- Parenting: Reverse psychology is often used on children due to their tendency to respond with reactance. Many psychologists, however, warn against using reverse psychology on children and teens on the presumption that they will rebel because teens will more often than not see through the manipulation tactic.
- Rebellious adolescents: Reverse psychology is most effective with adolescents. Adolescents are particularly prone to rebellious tendencies and will frequently behave in a manner antithetical to the advice of well-meaning authority figures (MacDonald et al., 2011).
- Psychotherapy: In psychotherapy, there is a technique called ‘the paradoxical intervention’ or ‘antisuggestion’ which uses the same principle as reverse psychology to try and cure a patient (Corey, 2016). The therapist frames their message so that resistance to it promotes change. By going with, instead of going against, the behavior, the therapist makes the behavior seem less appealing to the patient.
This means pretending to agree with the patient’s thoughts and beliefs to make the patient realize their fallibility.
Reverse psychology is a persuasion technique in which one person tries to get someone to do something by suggesting that they do the opposite.
Reverse psychology works when the person being persuaded has a negative emotional reaction to being persuaded, and thus chooses the opposite option.
This is not equally effective for all people, but it might be useful for dealing with naturally disagreeable people.
Corey, G. (2016). Theory and Practice of Counseling and Psychotherapy, Enhanced. Cengage Learning.
Hajjat, F. (2016). Is There Such a Thing as Reverse Psychology? In M. W. Obal, N. Krey, & C. Bushardt (Eds.), Let’s Get Engaged! Crossing the Threshold of Marketing’s Engagement Era (pp. 721–722). Springer International Publishing. https://doi.org/10.1007/978-3-319-11815-4_218
MacDonald, G., Nail, P. R., & Harper, J. R. (2011). Do people use reverse psychology? An exploration of strategic self-anticonformity. Social Influence, 6(1), 1–14. https://doi.org/10.1080/15534510.2010.517282
Rosenberg, B. D., & Siegel, J. T. (2018). A 50-year review of psychological reactance theory: Do not read this article. Motivation Science, 4, 281–300. https://doi.org/10.1037/mot0000091
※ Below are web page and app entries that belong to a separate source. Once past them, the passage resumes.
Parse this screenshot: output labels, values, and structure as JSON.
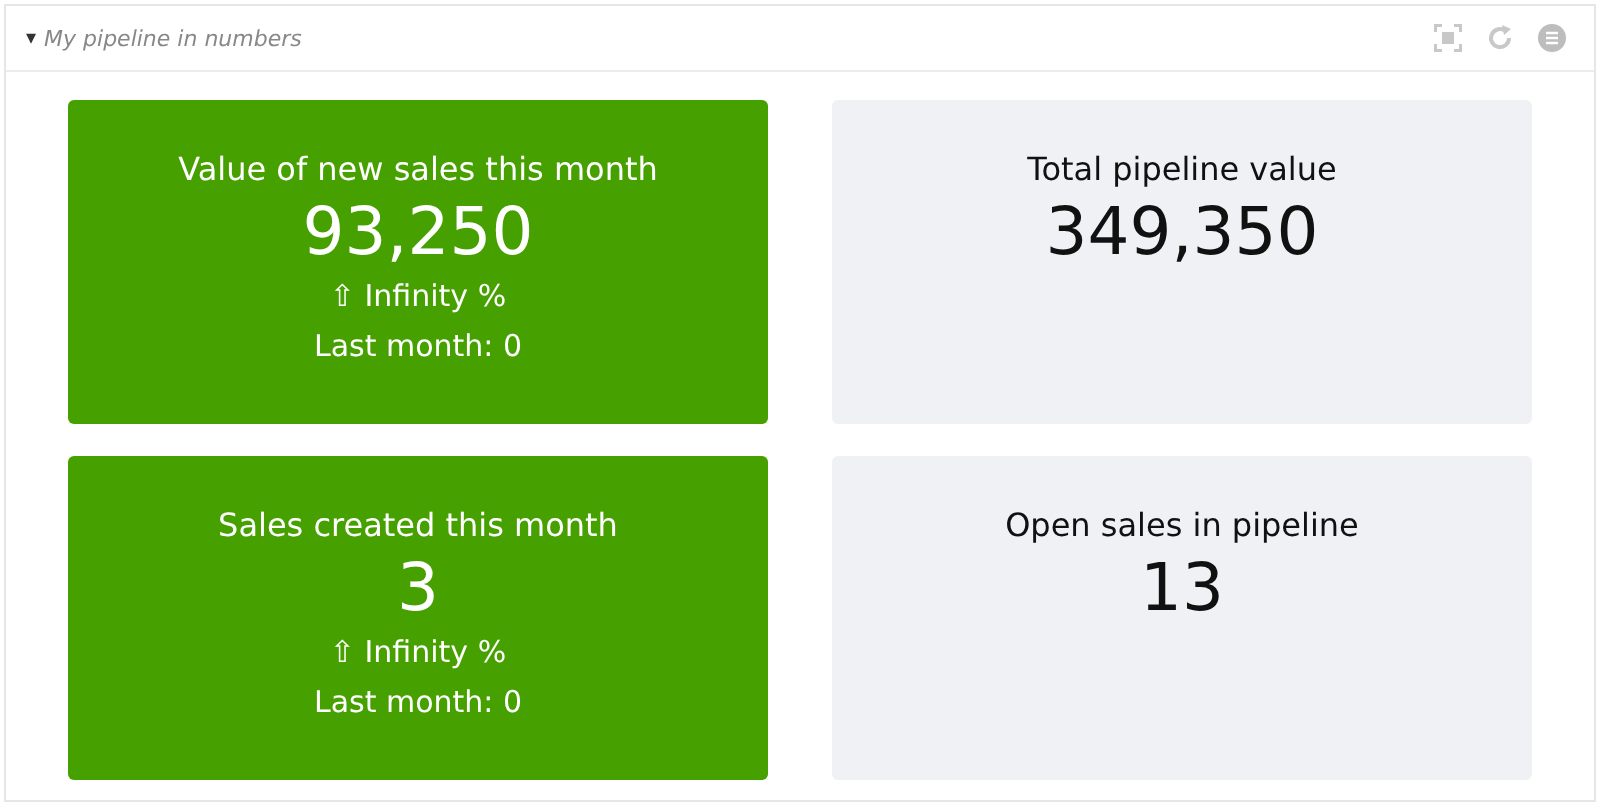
{
  "panel": {
    "toggle": "▾",
    "title": "My pipeline in numbers",
    "expanded": true
  },
  "tiles": [
    {
      "kind": "highlight",
      "label": "Value of new sales this month",
      "value": "93,250",
      "change": "⇧ Infinity %",
      "previous": "Last month: 0"
    },
    {
      "kind": "plain",
      "label": "Total pipeline value",
      "value": "349,350"
    },
    {
      "kind": "highlight",
      "label": "Sales created this month",
      "value": "3",
      "change": "⇧ Infinity %",
      "previous": "Last month: 0"
    },
    {
      "kind": "plain",
      "label": "Open sales in pipeline",
      "value": "13"
    }
  ]
}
Schwartz, E. S. (2015). Certificate in Reverse Psychology probably not worth it. BMJ, 351, h6296. https://doi.org/10.1136/bmj.h6296